Find the string "value" in the listing and report every line that has it.
--- START ---
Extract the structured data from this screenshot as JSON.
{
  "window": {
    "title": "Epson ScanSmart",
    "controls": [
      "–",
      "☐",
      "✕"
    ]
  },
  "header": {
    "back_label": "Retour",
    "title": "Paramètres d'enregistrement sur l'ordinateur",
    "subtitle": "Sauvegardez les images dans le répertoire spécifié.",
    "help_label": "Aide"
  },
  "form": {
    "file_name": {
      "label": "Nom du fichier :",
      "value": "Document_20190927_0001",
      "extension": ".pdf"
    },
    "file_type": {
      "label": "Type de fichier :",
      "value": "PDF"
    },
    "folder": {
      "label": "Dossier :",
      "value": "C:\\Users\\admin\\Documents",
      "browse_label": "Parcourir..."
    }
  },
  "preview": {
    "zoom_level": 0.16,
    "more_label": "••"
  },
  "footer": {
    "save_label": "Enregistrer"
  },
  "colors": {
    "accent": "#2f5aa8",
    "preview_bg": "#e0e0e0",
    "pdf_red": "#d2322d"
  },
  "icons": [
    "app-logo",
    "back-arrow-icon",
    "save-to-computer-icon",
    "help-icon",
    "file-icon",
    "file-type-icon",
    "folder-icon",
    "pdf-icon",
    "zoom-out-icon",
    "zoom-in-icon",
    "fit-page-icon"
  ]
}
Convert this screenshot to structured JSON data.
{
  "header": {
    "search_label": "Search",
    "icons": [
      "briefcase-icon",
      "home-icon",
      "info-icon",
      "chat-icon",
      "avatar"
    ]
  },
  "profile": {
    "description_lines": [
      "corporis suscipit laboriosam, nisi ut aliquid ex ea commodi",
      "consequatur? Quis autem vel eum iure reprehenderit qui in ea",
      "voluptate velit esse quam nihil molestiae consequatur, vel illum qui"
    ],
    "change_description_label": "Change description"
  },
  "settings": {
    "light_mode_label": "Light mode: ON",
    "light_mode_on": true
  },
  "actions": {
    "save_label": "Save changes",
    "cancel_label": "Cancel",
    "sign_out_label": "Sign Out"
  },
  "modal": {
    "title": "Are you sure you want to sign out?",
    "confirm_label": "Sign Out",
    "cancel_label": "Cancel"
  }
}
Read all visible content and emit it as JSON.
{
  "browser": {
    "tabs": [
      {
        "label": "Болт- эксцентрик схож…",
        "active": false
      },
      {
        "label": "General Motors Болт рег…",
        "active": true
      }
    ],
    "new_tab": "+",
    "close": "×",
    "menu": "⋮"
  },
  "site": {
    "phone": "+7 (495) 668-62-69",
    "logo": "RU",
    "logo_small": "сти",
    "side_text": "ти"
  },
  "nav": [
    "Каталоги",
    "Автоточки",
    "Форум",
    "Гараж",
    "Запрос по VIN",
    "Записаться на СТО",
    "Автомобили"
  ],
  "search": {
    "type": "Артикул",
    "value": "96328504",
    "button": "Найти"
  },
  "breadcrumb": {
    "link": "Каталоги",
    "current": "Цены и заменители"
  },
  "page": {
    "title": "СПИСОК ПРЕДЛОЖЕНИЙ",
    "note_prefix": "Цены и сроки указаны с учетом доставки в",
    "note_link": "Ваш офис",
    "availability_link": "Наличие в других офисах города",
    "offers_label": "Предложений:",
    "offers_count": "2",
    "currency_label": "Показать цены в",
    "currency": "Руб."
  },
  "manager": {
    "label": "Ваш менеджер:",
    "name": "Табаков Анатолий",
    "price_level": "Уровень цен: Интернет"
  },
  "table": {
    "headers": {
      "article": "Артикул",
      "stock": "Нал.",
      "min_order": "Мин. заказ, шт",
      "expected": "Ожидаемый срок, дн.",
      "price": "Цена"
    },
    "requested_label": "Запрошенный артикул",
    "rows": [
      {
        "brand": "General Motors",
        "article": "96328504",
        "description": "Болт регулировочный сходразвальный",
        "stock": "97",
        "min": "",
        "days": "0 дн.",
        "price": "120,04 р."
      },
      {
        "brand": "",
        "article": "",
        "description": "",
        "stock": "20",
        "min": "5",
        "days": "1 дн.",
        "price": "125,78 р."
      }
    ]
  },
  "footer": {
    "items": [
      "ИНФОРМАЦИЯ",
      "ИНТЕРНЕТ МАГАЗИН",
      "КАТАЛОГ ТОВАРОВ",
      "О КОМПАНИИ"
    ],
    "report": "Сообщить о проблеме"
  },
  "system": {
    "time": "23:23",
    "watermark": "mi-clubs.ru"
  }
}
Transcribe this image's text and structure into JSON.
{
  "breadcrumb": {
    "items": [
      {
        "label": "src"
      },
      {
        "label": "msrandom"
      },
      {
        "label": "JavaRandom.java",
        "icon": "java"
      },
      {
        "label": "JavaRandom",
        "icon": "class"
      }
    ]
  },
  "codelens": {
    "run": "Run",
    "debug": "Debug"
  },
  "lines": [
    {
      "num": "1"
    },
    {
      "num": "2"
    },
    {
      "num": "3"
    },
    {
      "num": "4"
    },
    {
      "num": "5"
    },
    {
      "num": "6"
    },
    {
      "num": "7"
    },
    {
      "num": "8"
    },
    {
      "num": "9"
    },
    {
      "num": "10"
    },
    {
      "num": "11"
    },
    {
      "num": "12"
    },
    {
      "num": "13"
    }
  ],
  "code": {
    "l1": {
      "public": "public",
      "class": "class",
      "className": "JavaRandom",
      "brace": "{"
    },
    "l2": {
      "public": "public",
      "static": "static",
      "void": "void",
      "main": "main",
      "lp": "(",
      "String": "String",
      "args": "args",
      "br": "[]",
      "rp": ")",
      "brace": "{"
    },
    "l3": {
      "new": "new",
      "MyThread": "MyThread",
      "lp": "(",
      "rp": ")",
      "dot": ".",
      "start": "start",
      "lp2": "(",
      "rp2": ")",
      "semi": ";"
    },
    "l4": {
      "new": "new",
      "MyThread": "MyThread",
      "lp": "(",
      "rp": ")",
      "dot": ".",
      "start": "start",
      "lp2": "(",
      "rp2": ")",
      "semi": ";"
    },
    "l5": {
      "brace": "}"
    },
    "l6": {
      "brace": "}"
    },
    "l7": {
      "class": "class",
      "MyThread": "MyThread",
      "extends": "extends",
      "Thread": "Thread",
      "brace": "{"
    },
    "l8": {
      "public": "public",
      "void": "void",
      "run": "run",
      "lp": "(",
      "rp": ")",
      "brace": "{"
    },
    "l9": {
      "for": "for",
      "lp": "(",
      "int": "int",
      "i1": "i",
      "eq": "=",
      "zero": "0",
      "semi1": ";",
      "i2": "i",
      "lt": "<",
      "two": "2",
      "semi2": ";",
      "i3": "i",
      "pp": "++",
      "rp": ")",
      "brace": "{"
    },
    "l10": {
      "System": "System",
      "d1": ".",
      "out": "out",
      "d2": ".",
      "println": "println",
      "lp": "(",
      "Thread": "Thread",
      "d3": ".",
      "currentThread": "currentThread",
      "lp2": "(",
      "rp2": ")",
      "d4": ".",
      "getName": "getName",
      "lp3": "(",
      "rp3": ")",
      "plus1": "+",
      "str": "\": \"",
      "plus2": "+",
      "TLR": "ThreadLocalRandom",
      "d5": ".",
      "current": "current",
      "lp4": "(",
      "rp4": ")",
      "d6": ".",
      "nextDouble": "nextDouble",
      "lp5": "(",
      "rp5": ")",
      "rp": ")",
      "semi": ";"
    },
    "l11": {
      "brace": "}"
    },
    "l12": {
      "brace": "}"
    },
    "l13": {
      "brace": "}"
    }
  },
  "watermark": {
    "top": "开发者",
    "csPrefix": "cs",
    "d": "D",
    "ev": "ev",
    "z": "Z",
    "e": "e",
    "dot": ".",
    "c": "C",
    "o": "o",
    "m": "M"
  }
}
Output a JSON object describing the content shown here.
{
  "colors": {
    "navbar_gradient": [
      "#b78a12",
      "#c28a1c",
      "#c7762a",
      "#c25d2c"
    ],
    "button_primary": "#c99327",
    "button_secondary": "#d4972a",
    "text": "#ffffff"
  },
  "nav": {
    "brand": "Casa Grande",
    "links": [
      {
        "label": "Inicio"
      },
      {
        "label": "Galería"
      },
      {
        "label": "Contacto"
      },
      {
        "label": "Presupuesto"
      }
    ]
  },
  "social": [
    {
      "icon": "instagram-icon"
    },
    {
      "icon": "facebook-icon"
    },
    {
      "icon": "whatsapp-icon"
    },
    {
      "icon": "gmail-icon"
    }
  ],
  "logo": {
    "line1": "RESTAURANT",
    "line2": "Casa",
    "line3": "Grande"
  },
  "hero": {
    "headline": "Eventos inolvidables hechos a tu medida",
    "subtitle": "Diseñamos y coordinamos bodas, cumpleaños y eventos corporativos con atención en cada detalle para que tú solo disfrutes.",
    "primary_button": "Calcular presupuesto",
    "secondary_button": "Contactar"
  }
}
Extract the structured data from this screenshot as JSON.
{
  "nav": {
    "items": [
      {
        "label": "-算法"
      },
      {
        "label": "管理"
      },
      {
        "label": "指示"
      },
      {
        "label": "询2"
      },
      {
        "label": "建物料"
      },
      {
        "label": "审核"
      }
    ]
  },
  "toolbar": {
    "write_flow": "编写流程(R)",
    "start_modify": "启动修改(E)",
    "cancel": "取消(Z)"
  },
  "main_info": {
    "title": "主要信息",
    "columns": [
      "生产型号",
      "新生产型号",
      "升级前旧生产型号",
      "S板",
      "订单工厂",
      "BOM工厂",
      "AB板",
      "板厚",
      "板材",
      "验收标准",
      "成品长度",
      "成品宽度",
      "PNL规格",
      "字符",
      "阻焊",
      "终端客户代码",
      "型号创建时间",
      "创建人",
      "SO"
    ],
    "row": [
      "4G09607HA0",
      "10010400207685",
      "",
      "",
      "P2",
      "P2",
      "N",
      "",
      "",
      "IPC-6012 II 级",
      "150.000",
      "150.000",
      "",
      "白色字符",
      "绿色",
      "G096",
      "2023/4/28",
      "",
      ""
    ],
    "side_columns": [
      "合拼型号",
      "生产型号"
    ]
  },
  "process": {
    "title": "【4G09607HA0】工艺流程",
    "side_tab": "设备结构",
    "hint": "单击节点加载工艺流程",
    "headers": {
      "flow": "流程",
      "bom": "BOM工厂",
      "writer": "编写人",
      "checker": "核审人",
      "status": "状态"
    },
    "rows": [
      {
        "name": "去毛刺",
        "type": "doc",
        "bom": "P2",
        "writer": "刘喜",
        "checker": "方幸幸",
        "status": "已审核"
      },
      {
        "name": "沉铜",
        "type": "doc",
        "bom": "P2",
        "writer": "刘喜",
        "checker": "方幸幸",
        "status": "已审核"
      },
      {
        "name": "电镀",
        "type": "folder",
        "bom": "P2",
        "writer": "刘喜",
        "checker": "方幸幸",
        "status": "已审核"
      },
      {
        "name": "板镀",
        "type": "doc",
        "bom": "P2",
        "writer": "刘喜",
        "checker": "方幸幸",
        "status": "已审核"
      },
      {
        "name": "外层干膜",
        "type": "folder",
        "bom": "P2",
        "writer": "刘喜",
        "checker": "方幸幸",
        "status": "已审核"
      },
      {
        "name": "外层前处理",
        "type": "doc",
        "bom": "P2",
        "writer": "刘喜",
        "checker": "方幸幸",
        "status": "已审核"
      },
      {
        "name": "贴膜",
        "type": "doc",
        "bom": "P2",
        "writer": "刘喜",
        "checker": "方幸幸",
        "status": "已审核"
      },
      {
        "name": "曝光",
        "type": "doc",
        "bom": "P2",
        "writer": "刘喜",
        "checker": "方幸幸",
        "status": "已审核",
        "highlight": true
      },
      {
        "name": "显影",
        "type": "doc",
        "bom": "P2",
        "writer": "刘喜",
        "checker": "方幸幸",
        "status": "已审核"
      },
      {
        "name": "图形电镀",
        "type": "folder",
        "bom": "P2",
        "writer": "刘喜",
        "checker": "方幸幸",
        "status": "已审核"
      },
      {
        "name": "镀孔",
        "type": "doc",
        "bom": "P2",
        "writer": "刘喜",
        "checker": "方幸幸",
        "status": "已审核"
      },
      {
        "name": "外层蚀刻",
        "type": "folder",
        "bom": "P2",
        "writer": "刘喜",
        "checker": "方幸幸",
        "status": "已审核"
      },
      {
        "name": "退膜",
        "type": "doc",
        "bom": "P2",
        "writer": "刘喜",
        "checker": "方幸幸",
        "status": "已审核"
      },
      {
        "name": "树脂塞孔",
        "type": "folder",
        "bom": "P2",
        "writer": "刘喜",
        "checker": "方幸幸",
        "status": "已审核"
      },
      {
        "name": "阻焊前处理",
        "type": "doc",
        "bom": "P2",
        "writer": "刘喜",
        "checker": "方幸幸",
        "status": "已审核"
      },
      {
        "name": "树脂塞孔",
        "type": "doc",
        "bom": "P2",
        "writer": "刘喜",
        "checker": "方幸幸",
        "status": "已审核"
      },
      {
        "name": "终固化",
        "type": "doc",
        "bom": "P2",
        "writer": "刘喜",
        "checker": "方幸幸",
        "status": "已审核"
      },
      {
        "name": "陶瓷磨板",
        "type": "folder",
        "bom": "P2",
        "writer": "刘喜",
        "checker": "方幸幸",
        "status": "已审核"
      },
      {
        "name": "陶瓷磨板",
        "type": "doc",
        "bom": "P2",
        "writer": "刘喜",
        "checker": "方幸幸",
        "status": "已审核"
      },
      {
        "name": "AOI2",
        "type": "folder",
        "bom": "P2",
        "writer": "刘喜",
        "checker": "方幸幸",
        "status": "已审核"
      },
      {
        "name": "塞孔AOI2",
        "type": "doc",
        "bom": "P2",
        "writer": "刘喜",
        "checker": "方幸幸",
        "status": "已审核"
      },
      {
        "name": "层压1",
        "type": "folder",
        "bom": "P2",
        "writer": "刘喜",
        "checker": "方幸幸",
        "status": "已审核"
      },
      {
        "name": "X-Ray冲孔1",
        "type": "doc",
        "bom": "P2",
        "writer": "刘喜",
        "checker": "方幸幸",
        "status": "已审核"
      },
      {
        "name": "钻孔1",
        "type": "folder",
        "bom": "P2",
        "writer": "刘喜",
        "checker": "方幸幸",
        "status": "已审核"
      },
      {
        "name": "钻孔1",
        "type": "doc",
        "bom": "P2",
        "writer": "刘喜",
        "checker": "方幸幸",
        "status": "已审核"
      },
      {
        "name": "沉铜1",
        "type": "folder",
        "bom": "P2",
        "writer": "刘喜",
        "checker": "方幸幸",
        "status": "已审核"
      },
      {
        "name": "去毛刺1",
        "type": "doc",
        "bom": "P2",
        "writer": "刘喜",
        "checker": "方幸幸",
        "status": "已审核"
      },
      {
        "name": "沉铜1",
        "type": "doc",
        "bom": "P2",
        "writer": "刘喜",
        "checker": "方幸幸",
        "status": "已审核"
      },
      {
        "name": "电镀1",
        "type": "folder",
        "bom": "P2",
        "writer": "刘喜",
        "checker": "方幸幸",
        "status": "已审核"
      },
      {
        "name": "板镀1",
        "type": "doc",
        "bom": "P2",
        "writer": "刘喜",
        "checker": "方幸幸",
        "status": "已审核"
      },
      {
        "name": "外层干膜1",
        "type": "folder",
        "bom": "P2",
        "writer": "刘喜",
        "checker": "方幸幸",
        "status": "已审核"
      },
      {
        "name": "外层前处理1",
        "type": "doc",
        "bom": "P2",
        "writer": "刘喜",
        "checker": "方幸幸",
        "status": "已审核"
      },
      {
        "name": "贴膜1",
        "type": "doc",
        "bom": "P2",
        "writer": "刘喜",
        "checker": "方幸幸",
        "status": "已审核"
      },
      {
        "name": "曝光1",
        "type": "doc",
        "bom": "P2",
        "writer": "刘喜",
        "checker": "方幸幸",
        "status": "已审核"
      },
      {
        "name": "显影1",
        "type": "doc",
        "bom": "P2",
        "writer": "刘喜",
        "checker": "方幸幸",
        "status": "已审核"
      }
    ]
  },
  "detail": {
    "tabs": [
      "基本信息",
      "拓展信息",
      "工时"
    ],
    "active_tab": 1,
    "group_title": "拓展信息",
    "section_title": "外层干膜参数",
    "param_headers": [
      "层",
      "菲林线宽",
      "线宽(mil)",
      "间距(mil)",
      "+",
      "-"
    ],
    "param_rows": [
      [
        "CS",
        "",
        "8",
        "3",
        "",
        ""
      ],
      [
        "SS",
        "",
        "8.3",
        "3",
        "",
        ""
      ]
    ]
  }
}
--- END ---
FINAL ANSWER
      "value": "Document_20190927_0001",
      "value": "PDF"
      "value": "C:\\Users\\admin\\Documents",
    "value": "96328504",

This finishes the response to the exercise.